Activity: Give the whole listing below once more, exactly, without pictures.

Extracted data:
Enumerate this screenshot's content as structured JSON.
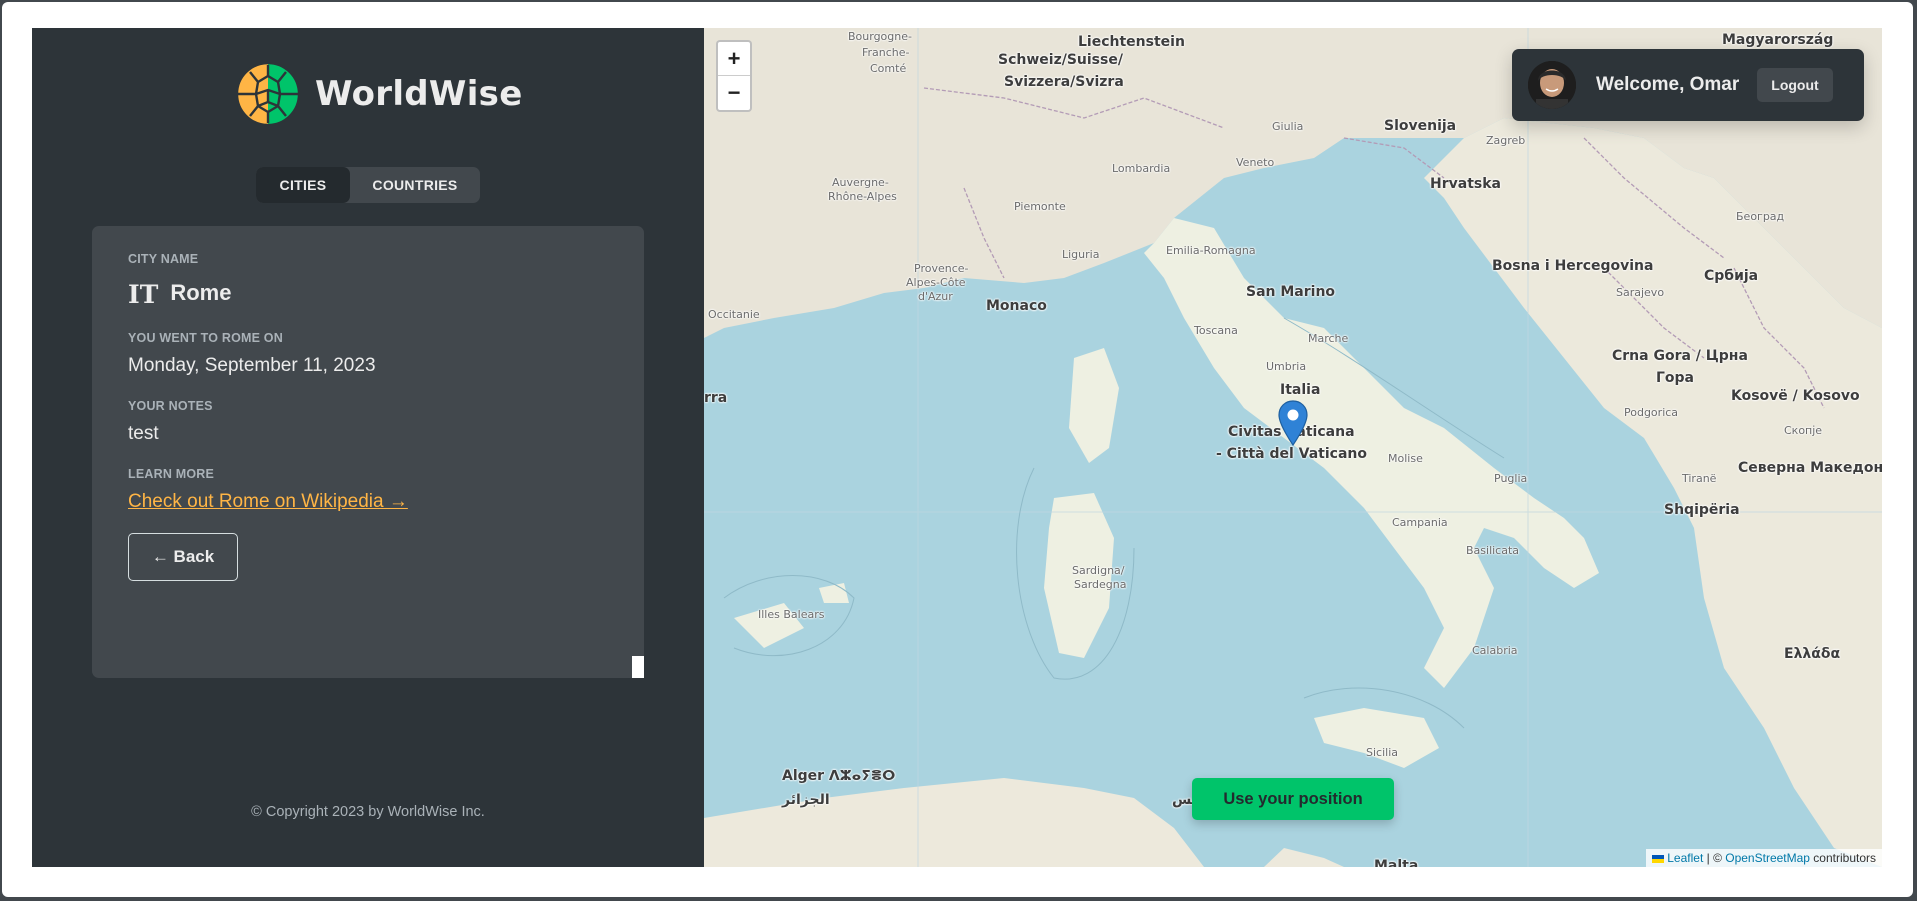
{
  "app": {
    "name": "WorldWise",
    "colors": {
      "brand_green": "#00c46a",
      "brand_yellow": "#ffb545",
      "dark_bg": "#2d3439",
      "card_bg": "#42484d"
    }
  },
  "nav": {
    "cities_label": "Cities",
    "countries_label": "Countries",
    "active": "Cities"
  },
  "city": {
    "name_label": "City name",
    "flag_code": "IT",
    "name": "Rome",
    "date_label": "You went to Rome on",
    "date": "Monday, September 11, 2023",
    "notes_label": "Your notes",
    "notes": "test",
    "learn_label": "Learn more",
    "wiki_link": "Check out Rome on Wikipedia →",
    "back_label": "← Back"
  },
  "footer": {
    "copyright": "© Copyright 2023 by WorldWise Inc."
  },
  "map": {
    "zoom_in": "+",
    "zoom_out": "−",
    "marker_icon": "map-pin-icon",
    "use_position_label": "Use your position",
    "attribution": {
      "leaflet": "Leaflet",
      "sep": " | © ",
      "osm": "OpenStreetMap",
      "tail": " contributors"
    },
    "labels": {
      "liechtenstein": "Liechtenstein",
      "schweiz": "Schweiz/Suisse/",
      "svizzera": "Svizzera/Svizra",
      "magyarorszag": "Magyarország",
      "slovenija": "Slovenija",
      "zagreb": "Zagreb",
      "hrvatska": "Hrvatska",
      "beograd": "Београд",
      "bosna": "Bosna i Hercegovina",
      "srbija": "Србија",
      "sarajevo": "Sarajevo",
      "crna_gora": "Crna Gora / Црна",
      "gora": "Гора",
      "kosovo": "Kosovë / Kosovo",
      "podgorica": "Podgorica",
      "skopje": "Скопје",
      "makedonija": "Северна Македонија",
      "tirane": "Tiranë",
      "shqiperia": "Shqipëria",
      "ellada": "Ελλάδα",
      "monaco": "Monaco",
      "san_marino": "San Marino",
      "italia": "Italia",
      "vaticano1": "Civitas Vaticana",
      "vaticano2": "- Città del Vaticano",
      "sardigna": "Sardigna/",
      "sardegna": "Sardegna",
      "illes_balears": "Illes Balears",
      "alger": "Alger ⴷⵣⴰⵢⴻⵔ",
      "aljazair": "الجزائر",
      "tunis": "تونس",
      "malta": "Malta",
      "rra": "rra",
      "lombardia": "Lombardia",
      "veneto": "Veneto",
      "piemonte": "Piemonte",
      "liguria": "Liguria",
      "emilia": "Emilia-Romagna",
      "toscana": "Toscana",
      "umbria": "Umbria",
      "marche": "Marche",
      "molise": "Molise",
      "puglia": "Puglia",
      "basilicata": "Basilicata",
      "campania": "Campania",
      "calabria": "Calabria",
      "sicilia": "Sicilia",
      "auvergne": "Auvergne-",
      "rhone": "Rhône-Alpes",
      "provence": "Provence-",
      "alpes": "Alpes-Côte",
      "dazur": "d'Azur",
      "occitanie": "Occitanie",
      "bourgogne": "Bourgogne-",
      "franche": "Franche-",
      "comte": "Comté",
      "giulia": "Giulia"
    }
  },
  "user": {
    "welcome": "Welcome, Omar",
    "logout": "Logout"
  }
}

Answer section:
Enumerate this screenshot's content as structured JSON.
{
  "app": {
    "name": "WorldWise",
    "colors": {
      "brand_green": "#00c46a",
      "brand_yellow": "#ffb545",
      "dark_bg": "#2d3439",
      "card_bg": "#42484d"
    }
  },
  "nav": {
    "cities_label": "Cities",
    "countries_label": "Countries",
    "active": "Cities"
  },
  "city": {
    "name_label": "City name",
    "flag_code": "IT",
    "name": "Rome",
    "date_label": "You went to Rome on",
    "date": "Monday, September 11, 2023",
    "notes_label": "Your notes",
    "notes": "test",
    "learn_label": "Learn more",
    "wiki_link": "Check out Rome on Wikipedia →",
    "back_label": "← Back"
  },
  "footer": {
    "copyright": "© Copyright 2023 by WorldWise Inc."
  },
  "map": {
    "zoom_in": "+",
    "zoom_out": "−",
    "marker_icon": "map-pin-icon",
    "use_position_label": "Use your position",
    "attribution": {
      "leaflet": "Leaflet",
      "sep": " | © ",
      "osm": "OpenStreetMap",
      "tail": " contributors"
    },
    "labels": {
      "liechtenstein": "Liechtenstein",
      "schweiz": "Schweiz/Suisse/",
      "svizzera": "Svizzera/Svizra",
      "magyarorszag": "Magyarország",
      "slovenija": "Slovenija",
      "zagreb": "Zagreb",
      "hrvatska": "Hrvatska",
      "beograd": "Београд",
      "bosna": "Bosna i Hercegovina",
      "srbija": "Србија",
      "sarajevo": "Sarajevo",
      "crna_gora": "Crna Gora / Црна",
      "gora": "Гора",
      "kosovo": "Kosovë / Kosovo",
      "podgorica": "Podgorica",
      "skopje": "Скопје",
      "makedonija": "Северна Македонија",
      "tirane": "Tiranë",
      "shqiperia": "Shqipëria",
      "ellada": "Ελλάδα",
      "monaco": "Monaco",
      "san_marino": "San Marino",
      "italia": "Italia",
      "vaticano1": "Civitas Vaticana",
      "vaticano2": "- Città del Vaticano",
      "sardigna": "Sardigna/",
      "sardegna": "Sardegna",
      "illes_balears": "Illes Balears",
      "alger": "Alger ⴷⵣⴰⵢⴻⵔ",
      "aljazair": "الجزائر",
      "tunis": "تونس",
      "malta": "Malta",
      "rra": "rra",
      "lombardia": "Lombardia",
      "veneto": "Veneto",
      "piemonte": "Piemonte",
      "liguria": "Liguria",
      "emilia": "Emilia-Romagna",
      "toscana": "Toscana",
      "umbria": "Umbria",
      "marche": "Marche",
      "molise": "Molise",
      "puglia": "Puglia",
      "basilicata": "Basilicata",
      "campania": "Campania",
      "calabria": "Calabria",
      "sicilia": "Sicilia",
      "auvergne": "Auvergne-",
      "rhone": "Rhône-Alpes",
      "provence": "Provence-",
      "alpes": "Alpes-Côte",
      "dazur": "d'Azur",
      "occitanie": "Occitanie",
      "bourgogne": "Bourgogne-",
      "franche": "Franche-",
      "comte": "Comté",
      "giulia": "Giulia"
    }
  },
  "user": {
    "welcome": "Welcome, Omar",
    "logout": "Logout"
  }
}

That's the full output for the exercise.